- How are you doing in general?
- What have you been up to on the weekends?
- Do you have any personal goals that I can help you with?
- How is your side-hustle going?
- How is your family doing?
- Do you have any vacations planned?
6. Striving for self-awareness and constant improvement
When leaders are more self-aware, they’re more confident and creative, and they make better decisions, build stronger relationships, and communicate more effectively. Plus, self-awareness can impact a company’s bottom line- companies with strong financial performance tend to have leaders with higher levels of self-awareness.
Workplace culture expert Shelley Smith says, “Self-awareness isn’t an ego thing. The more you understand yourself, the greater your awareness is to lean into others’ needs with grace.” She adds that greater self-awareness leads to “greater respect, greater influencing ability, greater intentionality, greater achievement of goals.”
To reflect and become more self-aware, good managers should ask themselves questions like:
- Does my team have clear goals, and are they being met?
- Am I contributing to an inclusive workplace where every individual’s ideas and opinions are valued and heard?
- Am I going above and beyond to support women and BIPOC employees? Do I offer them enough support and resources in order to perform their jobs while feeling a sense of belonging?
- Am I offering enough growth opportunities to my employees or am I accidentally keeping them in dead-end jobs?
- Am I paying my employees fairly? Do their salaries align with the average compensation for their position?
- Am I promoting a healthy work-life balance or am I unconsciously promoting hustle culture?
- Am I building a culture of trust where employees feel safe to offer constructive feedback?
7. Embodying honesty and transparency
Transparent relationships between managers and teams create an atmosphere of safety and trustworthiness. About 80 percent of workers want to know more about how decisions are being made by their employers, and studies have found that transparency is the number one factor contributing to employees’ overall happiness.
When leaders are more transparent and honest about issues like compensation, sexual harassment claims, mommy tracking, or diversity, equity, and inclusions policies, they’re better able to show accountability and dedication.
Here’s how good managers can be more transparent and honest about their decisions:
- Make salary information more visible and include information about how bonuses and raises are determined
- Set performance expectations for everyone, including themselves, using SMART goals
- Be vulnerable and share when they make mistakes
- Offer mentorship programs, employee training, and development opportunities to signal that you’re invested in every employee’s future
8. Acting as a coach
Good managers care about the success and happiness of their employees. When acting as a coach, managers should ask questions instead of providing answers, facilitate employees’ development instead of dictating what has to be done, and help employees grow and make the most of their skills.
Since the Harvard Business Review reports that more and more of the companies they work with are investing in training for their managers as coaches and coaching is becoming integral to the fabric of a learning culture, managers looking to skill up should try improving their coaching skills.
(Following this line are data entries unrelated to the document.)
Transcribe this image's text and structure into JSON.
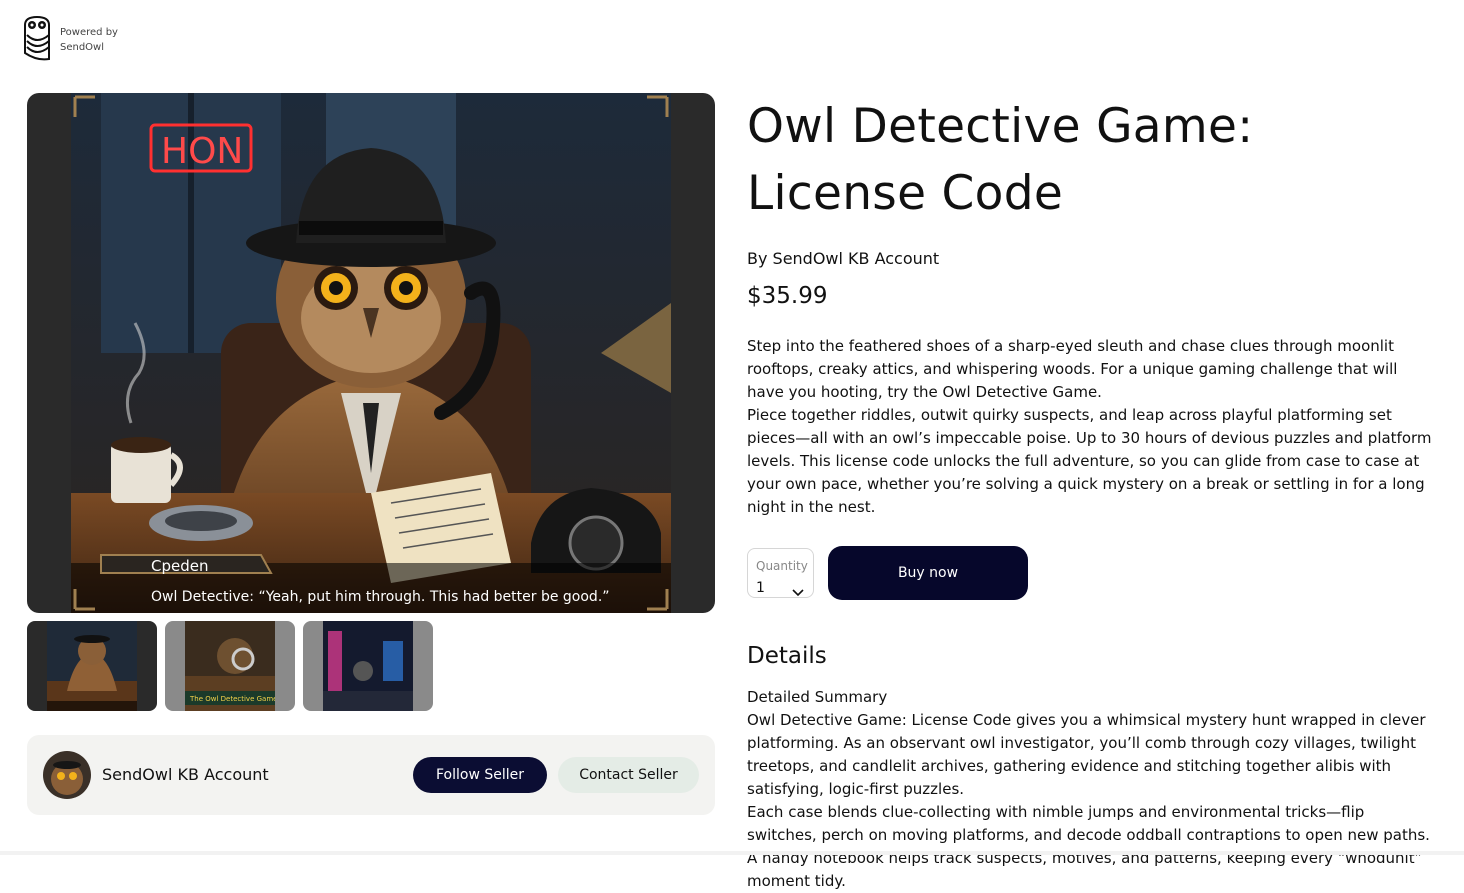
{
  "brand": {
    "powered_by": "Powered by",
    "name": "SendOwl",
    "icon": "owl-logo-icon"
  },
  "gallery": {
    "hero_caption_name": "Cpeden",
    "hero_caption_line": "Owl Detective: “Yeah, put him through. This had better be good.”",
    "hero_sign": "HON",
    "thumbnails": [
      {
        "label": ""
      },
      {
        "label": "The Owl Detective Game"
      },
      {
        "label": ""
      }
    ]
  },
  "seller": {
    "name": "SendOwl KB Account",
    "follow_label": "Follow Seller",
    "contact_label": "Contact Seller"
  },
  "product": {
    "title": "Owl Detective Game: License Code",
    "byline": "By SendOwl KB Account",
    "price": "$35.99",
    "description": [
      "Step into the feathered shoes of a sharp-eyed sleuth and chase clues through moonlit rooftops, creaky attics, and whispering woods. For a unique gaming challenge that will have you hooting, try the Owl Detective Game.",
      "Piece together riddles, outwit quirky suspects, and leap across playful platforming set pieces—all with an owl’s impeccable poise. Up to 30 hours of devious puzzles and platform levels. This license code unlocks the full adventure, so you can glide from case to case at your own pace, whether you’re solving a quick mystery on a break or settling in for a long night in the nest."
    ]
  },
  "purchase": {
    "quantity_label": "Quantity",
    "quantity_value": "1",
    "buy_label": "Buy now"
  },
  "details": {
    "heading": "Details",
    "summary_label": "Detailed Summary",
    "paragraphs": [
      "Owl Detective Game: License Code gives you a whimsical mystery hunt wrapped in clever platforming. As an observant owl investigator, you’ll comb through cozy villages, twilight treetops, and candlelit archives, gathering evidence and stitching together alibis with satisfying, logic-first puzzles.",
      "Each case blends clue-collecting with nimble jumps and environmental tricks—flip switches, perch on moving platforms, and decode oddball contraptions to open new paths. A handy notebook helps track suspects, motives, and patterns, keeping every “whodunit” moment tidy."
    ]
  },
  "colors": {
    "primary_button": "#0b0d33",
    "buy_button": "#06072b",
    "secondary_button": "#e4ece6",
    "card_bg": "#f3f3f1"
  }
}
When working together with direct reports, ask open-ended questions like:
- What other options do you see?
- What’s holding you back?
- How can we make this happen?
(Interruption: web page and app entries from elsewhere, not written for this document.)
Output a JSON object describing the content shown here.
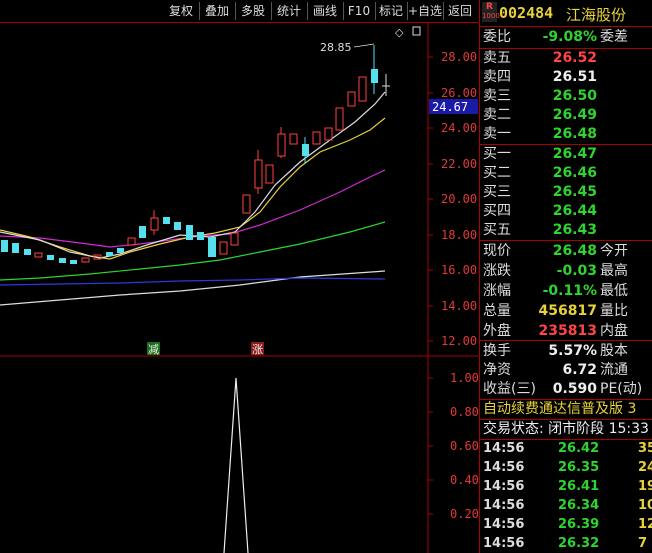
{
  "toolbar": {
    "buttons": [
      "复权",
      "叠加",
      "多股",
      "统计",
      "画线",
      "F10",
      "标记",
      "+自选",
      "返回"
    ]
  },
  "chart": {
    "price_axis": [
      "28.00",
      "26.00",
      "24.00",
      "22.00",
      "20.00",
      "18.00",
      "16.00",
      "14.00",
      "12.00"
    ],
    "current_price_tag": "24.67",
    "high_label": "28.85",
    "marker_left": "减",
    "marker_right": "涨",
    "indicator_axis": [
      "1.00",
      "0.80",
      "0.60",
      "0.40",
      "0.20"
    ],
    "diamond": "◇"
  },
  "header": {
    "badge_top": "R",
    "badge_bottom": "1000",
    "code": "002484",
    "name": "江海股份"
  },
  "order_ratio": {
    "label": "委比",
    "value": "-9.08%",
    "label2": "委差"
  },
  "asks": [
    {
      "label": "卖五",
      "price": "26.52"
    },
    {
      "label": "卖四",
      "price": "26.51"
    },
    {
      "label": "卖三",
      "price": "26.50"
    },
    {
      "label": "卖二",
      "price": "26.49"
    },
    {
      "label": "卖一",
      "price": "26.48"
    }
  ],
  "bids": [
    {
      "label": "买一",
      "price": "26.47"
    },
    {
      "label": "买二",
      "price": "26.46"
    },
    {
      "label": "买三",
      "price": "26.45"
    },
    {
      "label": "买四",
      "price": "26.44"
    },
    {
      "label": "买五",
      "price": "26.43"
    }
  ],
  "quote": [
    {
      "label": "现价",
      "value": "26.48",
      "label2": "今开"
    },
    {
      "label": "涨跌",
      "value": "-0.03",
      "label2": "最高"
    },
    {
      "label": "涨幅",
      "value": "-0.11%",
      "label2": "最低"
    },
    {
      "label": "总量",
      "value": "456817",
      "label2": "量比"
    },
    {
      "label": "外盘",
      "value": "235813",
      "label2": "内盘"
    }
  ],
  "stats": [
    {
      "label": "换手",
      "value": "5.57%",
      "label2": "股本"
    },
    {
      "label": "净资",
      "value": "6.72",
      "label2": "流通"
    },
    {
      "label": "收益(三)",
      "value": "0.590",
      "label2": "PE(动)"
    }
  ],
  "news_ticker": "自动续费通达信普及版 3",
  "trade_status": "交易状态: 闭市阶段 15:33",
  "ticks": [
    {
      "time": "14:56",
      "price": "26.42",
      "vol": "35"
    },
    {
      "time": "14:56",
      "price": "26.35",
      "vol": "24"
    },
    {
      "time": "14:56",
      "price": "26.41",
      "vol": "19"
    },
    {
      "time": "14:56",
      "price": "26.34",
      "vol": "10"
    },
    {
      "time": "14:56",
      "price": "26.39",
      "vol": "12"
    },
    {
      "time": "14:56",
      "price": "26.32",
      "vol": "7"
    }
  ]
}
- What’s the number one priority you’ll focus on this month?
- What’s another approach that you could take?
Another good way to communicate support and coach your direct reports is through your actions:
- Celebrate promotions and transitions to other teams
- Show curiosity about each direct report and their interests outside of work
- Create an action plan for employee improvement
- Keep the door open for honest communication
About the author
Cara Hutto is the assistant editor at InHerSight. Her writing primarily focuses on workplace rights, job searching, diversity, and allyship, and she holds a bachelor’s degree in media and journalism from the University of North Carolina-Chapel Hill.
Originally published at https://www.inhersight.com.